Your goal. Work through the records that follow and return each line containing the word "ferraillage".

Provided data.
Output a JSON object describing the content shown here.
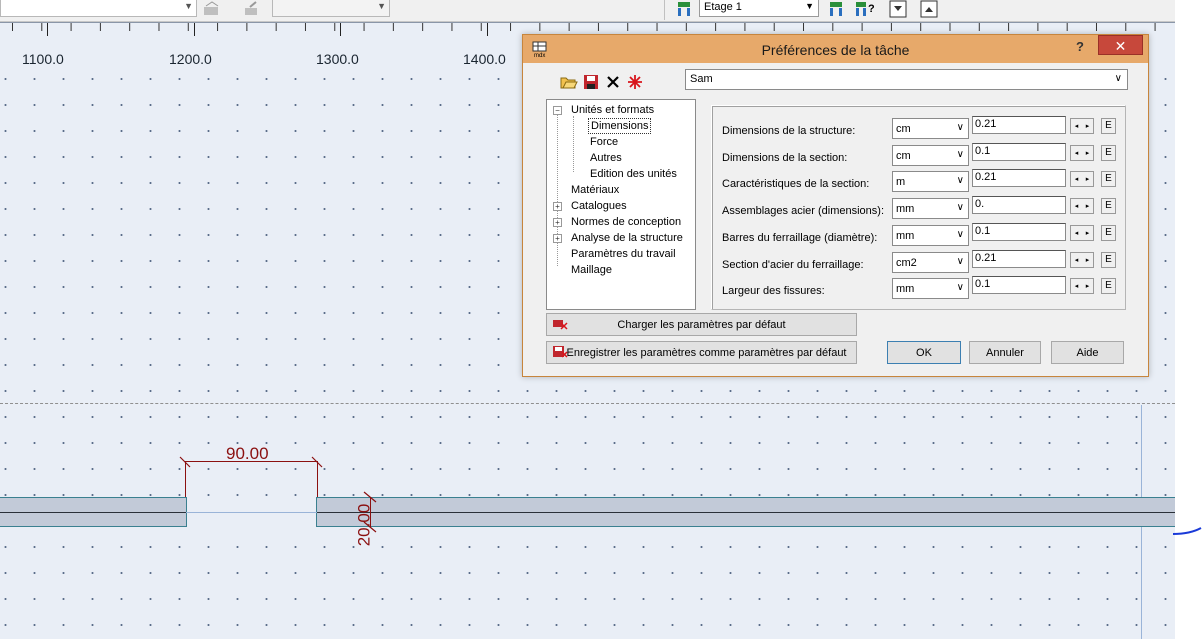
{
  "toolbar": {
    "story_combo_value": "Etage 1",
    "icons": [
      "sheet-icon",
      "sheet-wand-icon",
      "story-icon",
      "story-query-icon",
      "story-down-icon",
      "story-up-icon"
    ]
  },
  "ruler": {
    "labels": [
      "1100.0",
      "1200.0",
      "1300.0",
      "1400.0"
    ]
  },
  "drawing": {
    "dim_horizontal": "90.00",
    "dim_vertical": "20.00"
  },
  "dialog": {
    "title": "Préférences de la tâche",
    "help_label": "?",
    "close_label": "✕",
    "preset_value": "Sam",
    "tree": [
      {
        "label": "Unités et formats",
        "level": 0,
        "expander": "−"
      },
      {
        "label": "Dimensions",
        "level": 1,
        "selected": true
      },
      {
        "label": "Force",
        "level": 1
      },
      {
        "label": "Autres",
        "level": 1
      },
      {
        "label": "Edition des unités",
        "level": 1
      },
      {
        "label": "Matériaux",
        "level": 0
      },
      {
        "label": "Catalogues",
        "level": 0,
        "expander": "+"
      },
      {
        "label": "Normes de conception",
        "level": 0,
        "expander": "+"
      },
      {
        "label": "Analyse de la structure",
        "level": 0,
        "expander": "+"
      },
      {
        "label": "Paramètres du travail",
        "level": 0
      },
      {
        "label": "Maillage",
        "level": 0
      }
    ],
    "params": [
      {
        "label": "Dimensions de la structure:",
        "unit": "cm",
        "value": "0.21"
      },
      {
        "label": "Dimensions de la section:",
        "unit": "cm",
        "value": "0.1"
      },
      {
        "label": "Caractéristiques de la section:",
        "unit": "m",
        "value": "0.21"
      },
      {
        "label": "Assemblages acier (dimensions):",
        "unit": "mm",
        "value": "0."
      },
      {
        "label": "Barres du ferraillage (diamètre):",
        "unit": "mm",
        "value": "0.1"
      },
      {
        "label": "Section d'acier du ferraillage:",
        "unit": "cm2",
        "value": "0.21"
      },
      {
        "label": "Largeur des fissures:",
        "unit": "mm",
        "value": "0.1"
      }
    ],
    "e_label": "E",
    "spin_left": "◂",
    "spin_right": "▸",
    "load_defaults_label": "Charger les paramètres par défaut",
    "save_defaults_label": "Enregistrer les paramètres comme paramètres par défaut",
    "ok_label": "OK",
    "cancel_label": "Annuler",
    "help_button_label": "Aide"
  }
}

Task result.
        "label": "Barres du ferraillage (diamètre):",
        "label": "Section d'acier du ferraillage:",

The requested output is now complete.